Thanks for sharing your thoughts. It is great to see you!

Solomon Abate   |   29 August 2013   |   Reply

Susan, It’s great article. Most often I give precedence to the to-do list and compelled to perform them and those things practically sapped all my energy. Micromanaging oneself makes one a slave of it’s to-do list rather than liberating him or her. Thanks for sharing.

Susan Mazza   |   29 August 2013   |   Reply

Thank you Solomon. I too was giving precedence to the list and still have to e mindful of not falling into the trap. The key indicator I’ve slipped is, as you point out, when I notice it’s sapping my energy.

Carl   |   30 August 2013   |   Reply

Susan, a great post – it is so easy to slip into that frenzied ‘get things done’ mental state that we lose sight of the bigger picture or why we do, what we do.

Thanks for the reminder -
Best regards,
Carl
@SparktheAction

Susan Mazza   |   30 August 2013   |   Reply

Thanks Carl! Frenzied is a good way to describe the state that has me know it’s time to elevate my focus and evaluate what’s on my list.

Alli Polin   |   30 August 2013   |   Reply

I love this, Susan! I felt like I wanted to amp up my productivity and a few months ago I decided that the secret to my success would be a paper-based planner. Haven’t gone with paper in years and thought it would change my relationship with my to-dos but letting me make notes, comments and reminders to myself etc. I found the perfect planner! I used it for a week! Now, like you, I’m thinking about what I want to create and asking myself if where I’m focusing my time is moving me towards that or not.

Loved your story, could really relate. Intention matters!

Susan Mazza   |   03 September 2013   |   Reply

Thanks Alli! Paper was one of the things I tried, too, and for similar reasons. The problem I had with a paper planner is that it wasn’t easy to change and rearrange. Now I use a combo of Omni Focus and paper. Omni Focus for planning and keeping track of things (including details I need to handle in the future) into the future and one sheet of paper for what’s on tap for today. At least that doesn’t change quite as much and it keeps what I need to focus on front and center. I also find that the process of planning the day and writing the todo’s for my day by hand and has a way of connecting me to what I really must do.

Tammy Schaefer   |   30 August 2013   |   Reply

Susan, I am right in the middle of turning away from my focus on the to do list. This was just what I needed to hear today. What an awesome confirmation to know I am on the right path. Thank you!

Susan Mazza   |   30 August 2013   |   Reply

Glad this was timely for you Tammy.

Sunrise Guided Visualizations   |   30 August 2013   |   Reply

It’s so hard to give myself “permission” to move through the day as I please!

Susan Mazza   |   30 August 2013   |   Reply

Thanks for your comment. I don’t think it’s about being a slave to your to do list vs. moving through the day as you please. In fact if you only do the latter you likely aren’t reliably making progress. Although when I am connected to my intention I find even the things I would rather not do but must are more satisfying because they contribute to progress.

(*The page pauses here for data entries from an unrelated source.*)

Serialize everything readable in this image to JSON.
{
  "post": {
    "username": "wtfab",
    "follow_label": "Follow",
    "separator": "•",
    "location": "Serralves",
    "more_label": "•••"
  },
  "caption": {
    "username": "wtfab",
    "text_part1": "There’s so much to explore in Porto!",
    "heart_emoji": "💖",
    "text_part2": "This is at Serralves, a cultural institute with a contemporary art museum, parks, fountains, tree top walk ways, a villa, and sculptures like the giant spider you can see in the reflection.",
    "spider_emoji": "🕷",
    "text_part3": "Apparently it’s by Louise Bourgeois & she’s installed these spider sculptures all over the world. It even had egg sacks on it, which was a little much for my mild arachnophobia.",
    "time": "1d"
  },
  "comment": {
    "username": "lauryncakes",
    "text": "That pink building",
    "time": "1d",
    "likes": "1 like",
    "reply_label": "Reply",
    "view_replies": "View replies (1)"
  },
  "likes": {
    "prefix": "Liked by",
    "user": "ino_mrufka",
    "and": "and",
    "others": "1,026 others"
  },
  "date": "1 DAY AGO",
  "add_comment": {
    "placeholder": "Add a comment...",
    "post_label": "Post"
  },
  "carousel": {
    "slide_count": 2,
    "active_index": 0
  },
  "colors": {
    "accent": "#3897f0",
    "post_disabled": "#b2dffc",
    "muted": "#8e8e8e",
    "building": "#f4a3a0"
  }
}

Mike Henry Sr.   |   31 August 2013   |   Reply

Great post and wonderful connection. Micromanaging is a drag.

Mike…

Susan Mazza   |   02 September 2013   |   Reply

Thanks Mike! It most certainly is a drag – self inflicted or not!

LaRae Quy   |   31 August 2013   |   Reply

You bring up a real problem for most of us…we get so caught up in the activities that we forget the reason we’re doing it in the first place! Tunnel vision can ruin our health as well as our careers if we become obsessed with the activities…for me, it did take a health crisis to remind me of all things important in my life, and then prioritize them. I still do this: on a weekly basis I prioritize what needs to be done, and then re-evaluate as the day moves on. For this reason, I keep my list of tasks on a paper in front of me, and when I’m done, or overwhelmed, I start crossing items off the list.

Susan Mazza   |   03 September 2013   |   Reply

Yes LaRae, it can certainly take a toll on your health. Unfortunately it isn’t until we become debilitated or face a life threatening illness that many hear the wake up call. Our culture seems to reward a frenetic pace as somehow heroic. Thank you for sharing your experience and wisdom.